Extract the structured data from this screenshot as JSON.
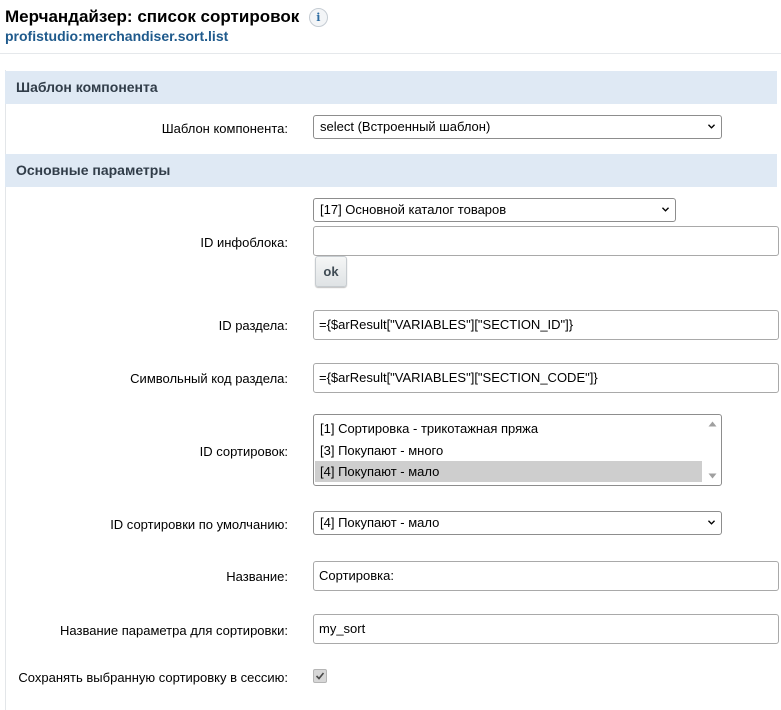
{
  "header": {
    "title": "Мерчандайзер: список сортировок",
    "info_icon": "i",
    "component_code": "profistudio:merchandiser.sort.list"
  },
  "sections": {
    "template": {
      "title": "Шаблон компонента",
      "template_label": "Шаблон компонента:",
      "template_value": "select (Встроенный шаблон)"
    },
    "main": {
      "title": "Основные параметры",
      "iblock_label": "ID инфоблока:",
      "iblock_select": "[17] Основной каталог товаров",
      "iblock_input": "",
      "ok_label": "ok",
      "section_id_label": "ID раздела:",
      "section_id_value": "={$arResult[\"VARIABLES\"][\"SECTION_ID\"]}",
      "section_code_label": "Символьный код раздела:",
      "section_code_value": "={$arResult[\"VARIABLES\"][\"SECTION_CODE\"]}",
      "sort_ids_label": "ID сортировок:",
      "sort_ids_options": [
        {
          "label": "[1] Сортировка - трикотажная пряжа",
          "selected": false
        },
        {
          "label": "[3] Покупают - много",
          "selected": false
        },
        {
          "label": "[4] Покупают - мало",
          "selected": true
        }
      ],
      "default_sort_label": "ID сортировки по умолчанию:",
      "default_sort_value": "[4] Покупают - мало",
      "name_label": "Название:",
      "name_value": "Сортировка:",
      "param_name_label": "Название параметра для сортировки:",
      "param_name_value": "my_sort",
      "save_session_label": "Сохранять выбранную сортировку в сессию:",
      "save_session_checked": true
    }
  },
  "colors": {
    "section_header_bg": "#dfe9f4",
    "subtitle": "#1f5a8c"
  }
}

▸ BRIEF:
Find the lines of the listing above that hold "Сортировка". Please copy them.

▸ REPLY TO THE EXERCISE:
          "label": "[1] Сортировка - трикотажная пряжа",
      "name_value": "Сортировка:",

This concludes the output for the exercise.